In the case of Mike Stuart Span, the name change came was due to a number of factors. Though they had released a handful of singles that were modestly received, their breakthrough never quite came. Still, they had impressed enough people to justify soldiering on, and in late 1968 they signed on to be the subjects of a BBC documentary that followed them over the course of a year. In the interim, they had impressed Elektra Records, who signed them; shortly thereafter, boss Jac Holzman insisted they change their name, in order to give them a fresh start.

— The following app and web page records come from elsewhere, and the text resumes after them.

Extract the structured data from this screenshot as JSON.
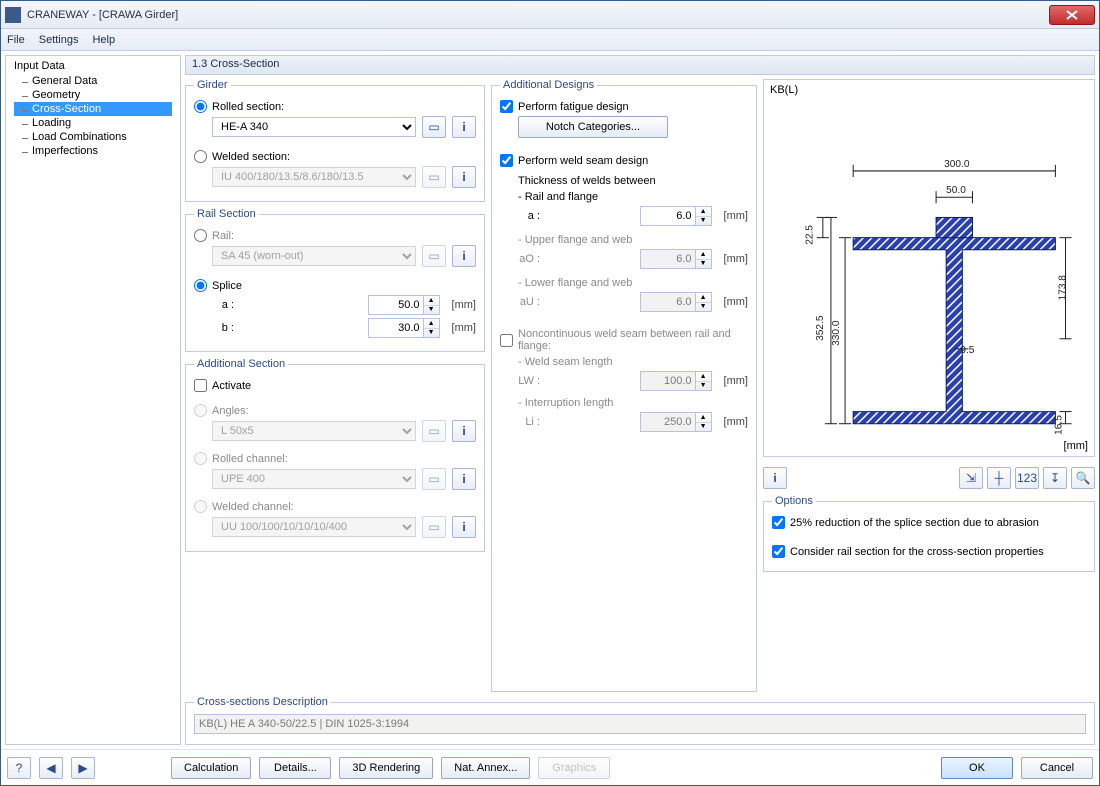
{
  "window": {
    "title": "CRANEWAY - [CRAWA Girder]"
  },
  "menu": {
    "file": "File",
    "settings": "Settings",
    "help": "Help"
  },
  "tree": {
    "root": "Input Data",
    "items": [
      "General Data",
      "Geometry",
      "Cross-Section",
      "Loading",
      "Load Combinations",
      "Imperfections"
    ],
    "selected": 2
  },
  "page": {
    "title": "1.3 Cross-Section"
  },
  "girder": {
    "legend": "Girder",
    "rolled_label": "Rolled section:",
    "rolled_value": "HE-A 340",
    "welded_label": "Welded section:",
    "welded_value": "IU 400/180/13.5/8.6/180/13.5"
  },
  "rail": {
    "legend": "Rail Section",
    "rail_label": "Rail:",
    "rail_value": "SA 45 (worn-out)",
    "splice_label": "Splice",
    "a_label": "a :",
    "a_value": "50.0",
    "b_label": "b :",
    "b_value": "30.0",
    "unit": "[mm]"
  },
  "addsec": {
    "legend": "Additional Section",
    "activate_label": "Activate",
    "angles_label": "Angles:",
    "angles_value": "L 50x5",
    "rolledch_label": "Rolled channel:",
    "rolledch_value": "UPE 400",
    "weldedch_label": "Welded channel:",
    "weldedch_value": "UU 100/100/10/10/10/400"
  },
  "designs": {
    "legend": "Additional Designs",
    "fatigue_label": "Perform fatigue design",
    "notch_btn": "Notch Categories...",
    "weldseam_label": "Perform weld seam design",
    "thick_label": "Thickness of welds between",
    "railflange": "- Rail and flange",
    "a": "a :",
    "a_val": "6.0",
    "upper": "- Upper flange and web",
    "ao": "aO :",
    "ao_val": "6.0",
    "lower": "- Lower flange and web",
    "au": "aU :",
    "au_val": "6.0",
    "nonc_label": "Noncontinuous weld seam between rail and flange:",
    "ws_len": "- Weld seam length",
    "lw": "LW :",
    "lw_val": "100.0",
    "int_len": "- Interruption length",
    "li": "Li :",
    "li_val": "250.0",
    "unit": "[mm]"
  },
  "desc": {
    "legend": "Cross-sections Description",
    "value": "KB(L) HE A 340-50/22.5 | DIN 1025-3:1994"
  },
  "preview": {
    "label": "KB(L)",
    "unit": "[mm]",
    "dims": {
      "w_top": "300.0",
      "w_rail": "50.0",
      "h_rail": "22.5",
      "h_tot": "352.5",
      "h_in": "330.0",
      "t_web": "9.5",
      "h_flg": "173.8",
      "t_flg": "16.5"
    }
  },
  "options": {
    "legend": "Options",
    "opt1": "25% reduction of the splice section due to abrasion",
    "opt2": "Consider rail section for the cross-section properties"
  },
  "footer": {
    "calc": "Calculation",
    "details": "Details...",
    "render": "3D Rendering",
    "nat": "Nat. Annex...",
    "gfx": "Graphics",
    "ok": "OK",
    "cancel": "Cancel"
  }
}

The decision was understandable, because the music they were now making proved to be much wilder and much heavier than Mike Stuart Span’s psychedelic-tinged pop-rock. Leviathan proved to be an excellent choice for their new sound, as witnessed by the band’s first two singles, released simultaneously. “The War Machine” was a pure political rocker, a hard lament against the violence of the era, while its b-side continued the political message, this time in a downtempo ballad. “Remember The Times” is poppy, but much more aggressive than anything they had previously released, while its flip-side, “Second Production,” is pure psychedelic blues-rock, heavy on proto-metal guitar licks that predict the coming of Black Sabbath.
“Second Production” is the most indicative of the band’s new direction, as evidenced by the majority of Leviathan’s album cuts. The songs are longer, heavier, and tend to lean a bit heavy on jamming, it’s a formula that works wonderfully on the heavy (metal) blues of “Evil Woman” and “Blue Day,” yet unfortunately makes otherwise good songs “Through The Looking Glass” and “World In My Head” sound unfocused. The song “Flames”—which would be remixed and released as the band’s final single—proves the point; the album version meanders, while the single version is a bit easier on the ears, and even though it’s not one of the band’s better songs, it’s much better than the album version. (It’s a puzzling choice for an A-side, too; the b-side, “Just Forget Tomorrow” is a much better number.)
Unfortunately for Leviathan, their fortunes would soon change when Jac Holzman declined to release the album, having lost enthusiasm for the band. It was a crushing blow, and would prove to be the final for frontman Stuart Hobday, who would use this rejection as the impetus to leave the music industry. Holzman wasn’t necessarily wrong in rejecting the album; it is rough, and their sound isn’t particularly well-defined, as there’s an odd dichotomy between the songs that had been released as singles and the heavier, occasionally unwieldy album tracks. Those complaints aside, they don’t detract from the overall promise that the band offers. Leviathan was very much a debut album in that regard—it’s intriguing in what it promises for the band’s future direction—and it’s a shame that it never got the chance to grow.